**PROBLEM TO WORK ON:** Restate the entries word for word, omitting nothing.

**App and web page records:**
------------------------------------------------------------------------
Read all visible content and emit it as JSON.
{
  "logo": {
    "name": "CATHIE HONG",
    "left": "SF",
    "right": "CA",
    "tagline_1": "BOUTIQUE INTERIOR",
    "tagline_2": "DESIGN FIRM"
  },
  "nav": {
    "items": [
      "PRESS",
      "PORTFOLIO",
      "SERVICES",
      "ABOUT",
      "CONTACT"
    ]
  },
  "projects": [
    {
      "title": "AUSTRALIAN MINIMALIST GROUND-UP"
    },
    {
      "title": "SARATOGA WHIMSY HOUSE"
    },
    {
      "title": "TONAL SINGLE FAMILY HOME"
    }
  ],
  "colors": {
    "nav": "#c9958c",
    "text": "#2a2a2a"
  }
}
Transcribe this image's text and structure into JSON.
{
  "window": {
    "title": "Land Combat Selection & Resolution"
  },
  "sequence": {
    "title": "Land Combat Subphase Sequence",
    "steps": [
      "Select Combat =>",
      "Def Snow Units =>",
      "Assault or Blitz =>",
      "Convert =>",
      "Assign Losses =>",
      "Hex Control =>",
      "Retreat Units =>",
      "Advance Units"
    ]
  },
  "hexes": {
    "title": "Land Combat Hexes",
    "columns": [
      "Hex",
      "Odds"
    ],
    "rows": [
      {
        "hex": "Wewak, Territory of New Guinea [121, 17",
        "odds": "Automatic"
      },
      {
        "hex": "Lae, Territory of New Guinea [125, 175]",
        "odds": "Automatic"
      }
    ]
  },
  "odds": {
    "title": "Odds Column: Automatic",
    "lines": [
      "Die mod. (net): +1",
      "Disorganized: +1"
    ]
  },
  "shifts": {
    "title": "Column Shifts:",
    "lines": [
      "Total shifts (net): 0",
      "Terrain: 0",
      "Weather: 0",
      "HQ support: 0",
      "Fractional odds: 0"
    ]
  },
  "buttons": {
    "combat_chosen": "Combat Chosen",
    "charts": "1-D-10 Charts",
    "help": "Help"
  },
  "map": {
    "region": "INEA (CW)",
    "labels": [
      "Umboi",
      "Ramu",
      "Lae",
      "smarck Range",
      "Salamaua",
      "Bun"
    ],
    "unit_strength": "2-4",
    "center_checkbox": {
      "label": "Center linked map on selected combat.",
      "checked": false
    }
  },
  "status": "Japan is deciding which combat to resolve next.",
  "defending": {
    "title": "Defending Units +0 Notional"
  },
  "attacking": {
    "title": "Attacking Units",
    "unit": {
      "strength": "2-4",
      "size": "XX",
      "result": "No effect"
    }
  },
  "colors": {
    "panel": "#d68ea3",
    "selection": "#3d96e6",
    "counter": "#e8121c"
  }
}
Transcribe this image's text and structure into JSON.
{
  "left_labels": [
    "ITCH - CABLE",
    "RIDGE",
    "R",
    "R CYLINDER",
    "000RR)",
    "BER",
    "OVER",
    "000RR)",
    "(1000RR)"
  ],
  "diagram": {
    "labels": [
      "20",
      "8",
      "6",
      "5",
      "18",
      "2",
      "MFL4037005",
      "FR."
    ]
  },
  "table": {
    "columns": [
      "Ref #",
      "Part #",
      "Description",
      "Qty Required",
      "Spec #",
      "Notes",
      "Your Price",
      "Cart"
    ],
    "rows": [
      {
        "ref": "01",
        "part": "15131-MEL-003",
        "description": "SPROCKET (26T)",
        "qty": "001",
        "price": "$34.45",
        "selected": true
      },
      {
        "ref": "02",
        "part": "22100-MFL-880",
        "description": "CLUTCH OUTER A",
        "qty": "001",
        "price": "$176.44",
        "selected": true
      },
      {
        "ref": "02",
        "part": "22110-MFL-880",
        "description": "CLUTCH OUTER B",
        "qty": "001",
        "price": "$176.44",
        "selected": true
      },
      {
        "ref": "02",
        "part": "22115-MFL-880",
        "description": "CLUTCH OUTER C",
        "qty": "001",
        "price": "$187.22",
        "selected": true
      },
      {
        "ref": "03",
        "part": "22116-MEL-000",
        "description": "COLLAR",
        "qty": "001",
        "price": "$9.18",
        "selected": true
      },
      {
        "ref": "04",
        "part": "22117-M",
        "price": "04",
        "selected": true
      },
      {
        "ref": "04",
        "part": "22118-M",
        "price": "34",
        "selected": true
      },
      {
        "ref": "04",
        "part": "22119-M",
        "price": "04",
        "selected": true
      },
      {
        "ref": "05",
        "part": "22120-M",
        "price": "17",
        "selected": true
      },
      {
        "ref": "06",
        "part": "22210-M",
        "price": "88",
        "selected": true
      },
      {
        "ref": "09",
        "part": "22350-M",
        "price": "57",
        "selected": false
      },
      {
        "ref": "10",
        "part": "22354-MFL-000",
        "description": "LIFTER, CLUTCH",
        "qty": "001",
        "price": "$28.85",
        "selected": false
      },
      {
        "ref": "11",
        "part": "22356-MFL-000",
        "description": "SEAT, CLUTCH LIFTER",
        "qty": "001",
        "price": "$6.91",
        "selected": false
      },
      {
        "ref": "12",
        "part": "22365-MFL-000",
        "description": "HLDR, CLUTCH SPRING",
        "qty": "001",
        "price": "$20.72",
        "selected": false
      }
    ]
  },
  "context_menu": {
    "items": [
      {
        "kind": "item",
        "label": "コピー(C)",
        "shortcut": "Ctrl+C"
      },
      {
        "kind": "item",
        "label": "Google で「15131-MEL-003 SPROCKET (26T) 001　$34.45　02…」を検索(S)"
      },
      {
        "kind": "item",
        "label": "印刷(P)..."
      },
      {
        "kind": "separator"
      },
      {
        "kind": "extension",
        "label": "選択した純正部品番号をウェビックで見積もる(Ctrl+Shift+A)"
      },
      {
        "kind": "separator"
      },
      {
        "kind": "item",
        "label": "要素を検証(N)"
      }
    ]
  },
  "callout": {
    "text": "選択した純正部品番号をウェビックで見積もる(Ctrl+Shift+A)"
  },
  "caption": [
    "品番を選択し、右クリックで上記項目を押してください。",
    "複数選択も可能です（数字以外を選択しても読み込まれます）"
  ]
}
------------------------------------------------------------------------
**SOLUTION BELOW:**
Read all visible content and emit it as JSON.
{
  "logo": {
    "name": "CATHIE HONG",
    "left": "SF",
    "right": "CA",
    "tagline_1": "BOUTIQUE INTERIOR",
    "tagline_2": "DESIGN FIRM"
  },
  "nav": {
    "items": [
      "PRESS",
      "PORTFOLIO",
      "SERVICES",
      "ABOUT",
      "CONTACT"
    ]
  },
  "projects": [
    {
      "title": "AUSTRALIAN MINIMALIST GROUND-UP"
    },
    {
      "title": "SARATOGA WHIMSY HOUSE"
    },
    {
      "title": "TONAL SINGLE FAMILY HOME"
    }
  ],
  "colors": {
    "nav": "#c9958c",
    "text": "#2a2a2a"
  }
}
Transcribe this image's text and structure into JSON.
{
  "window": {
    "title": "Land Combat Selection & Resolution"
  },
  "sequence": {
    "title": "Land Combat Subphase Sequence",
    "steps": [
      "Select Combat =>",
      "Def Snow Units =>",
      "Assault or Blitz =>",
      "Convert =>",
      "Assign Losses =>",
      "Hex Control =>",
      "Retreat Units =>",
      "Advance Units"
    ]
  },
  "hexes": {
    "title": "Land Combat Hexes",
    "columns": [
      "Hex",
      "Odds"
    ],
    "rows": [
      {
        "hex": "Wewak, Territory of New Guinea [121, 17",
        "odds": "Automatic"
      },
      {
        "hex": "Lae, Territory of New Guinea [125, 175]",
        "odds": "Automatic"
      }
    ]
  },
  "odds": {
    "title": "Odds Column: Automatic",
    "lines": [
      "Die mod. (net): +1",
      "Disorganized: +1"
    ]
  },
  "shifts": {
    "title": "Column Shifts:",
    "lines": [
      "Total shifts (net): 0",
      "Terrain: 0",
      "Weather: 0",
      "HQ support: 0",
      "Fractional odds: 0"
    ]
  },
  "buttons": {
    "combat_chosen": "Combat Chosen",
    "charts": "1-D-10 Charts",
    "help": "Help"
  },
  "map": {
    "region": "INEA (CW)",
    "labels": [
      "Umboi",
      "Ramu",
      "Lae",
      "smarck Range",
      "Salamaua",
      "Bun"
    ],
    "unit_strength": "2-4",
    "center_checkbox": {
      "label": "Center linked map on selected combat.",
      "checked": false
    }
  },
  "status": "Japan is deciding which combat to resolve next.",
  "defending": {
    "title": "Defending Units +0 Notional"
  },
  "attacking": {
    "title": "Attacking Units",
    "unit": {
      "strength": "2-4",
      "size": "XX",
      "result": "No effect"
    }
  },
  "colors": {
    "panel": "#d68ea3",
    "selection": "#3d96e6",
    "counter": "#e8121c"
  }
}
Transcribe this image's text and structure into JSON.
{
  "left_labels": [
    "ITCH - CABLE",
    "RIDGE",
    "R",
    "R CYLINDER",
    "000RR)",
    "BER",
    "OVER",
    "000RR)",
    "(1000RR)"
  ],
  "diagram": {
    "labels": [
      "20",
      "8",
      "6",
      "5",
      "18",
      "2",
      "MFL4037005",
      "FR."
    ]
  },
  "table": {
    "columns": [
      "Ref #",
      "Part #",
      "Description",
      "Qty Required",
      "Spec #",
      "Notes",
      "Your Price",
      "Cart"
    ],
    "rows": [
      {
        "ref": "01",
        "part": "15131-MEL-003",
        "description": "SPROCKET (26T)",
        "qty": "001",
        "price": "$34.45",
        "selected": true
      },
      {
        "ref": "02",
        "part": "22100-MFL-880",
        "description": "CLUTCH OUTER A",
        "qty": "001",
        "price": "$176.44",
        "selected": true
      },
      {
        "ref": "02",
        "part": "22110-MFL-880",
        "description": "CLUTCH OUTER B",
        "qty": "001",
        "price": "$176.44",
        "selected": true
      },
      {
        "ref": "02",
        "part": "22115-MFL-880",
        "description": "CLUTCH OUTER C",
        "qty": "001",
        "price": "$187.22",
        "selected": true
      },
      {
        "ref": "03",
        "part": "22116-MEL-000",
        "description": "COLLAR",
        "qty": "001",
        "price": "$9.18",
        "selected": true
      },
      {
        "ref": "04",
        "part": "22117-M",
        "price": "04",
        "selected": true
      },
      {
        "ref": "04",
        "part": "22118-M",
        "price": "34",
        "selected": true
      },
      {
        "ref": "04",
        "part": "22119-M",
        "price": "04",
        "selected": true
      },
      {
        "ref": "05",
        "part": "22120-M",
        "price": "17",
        "selected": true
      },
      {
        "ref": "06",
        "part": "22210-M",
        "price": "88",
        "selected": true
      },
      {
        "ref": "09",
        "part": "22350-M",
        "price": "57",
        "selected": false
      },
      {
        "ref": "10",
        "part": "22354-MFL-000",
        "description": "LIFTER, CLUTCH",
        "qty": "001",
        "price": "$28.85",
        "selected": false
      },
      {
        "ref": "11",
        "part": "22356-MFL-000",
        "description": "SEAT, CLUTCH LIFTER",
        "qty": "001",
        "price": "$6.91",
        "selected": false
      },
      {
        "ref": "12",
        "part": "22365-MFL-000",
        "description": "HLDR, CLUTCH SPRING",
        "qty": "001",
        "price": "$20.72",
        "selected": false
      }
    ]
  },
  "context_menu": {
    "items": [
      {
        "kind": "item",
        "label": "コピー(C)",
        "shortcut": "Ctrl+C"
      },
      {
        "kind": "item",
        "label": "Google で「15131-MEL-003 SPROCKET (26T) 001　$34.45　02…」を検索(S)"
      },
      {
        "kind": "item",
        "label": "印刷(P)..."
      },
      {
        "kind": "separator"
      },
      {
        "kind": "extension",
        "label": "選択した純正部品番号をウェビックで見積もる(Ctrl+Shift+A)"
      },
      {
        "kind": "separator"
      },
      {
        "kind": "item",
        "label": "要素を検証(N)"
      }
    ]
  },
  "callout": {
    "text": "選択した純正部品番号をウェビックで見積もる(Ctrl+Shift+A)"
  },
  "caption": [
    "品番を選択し、右クリックで上記項目を押してください。",
    "複数選択も可能です（数字以外を選択しても読み込まれます）"
  ]
}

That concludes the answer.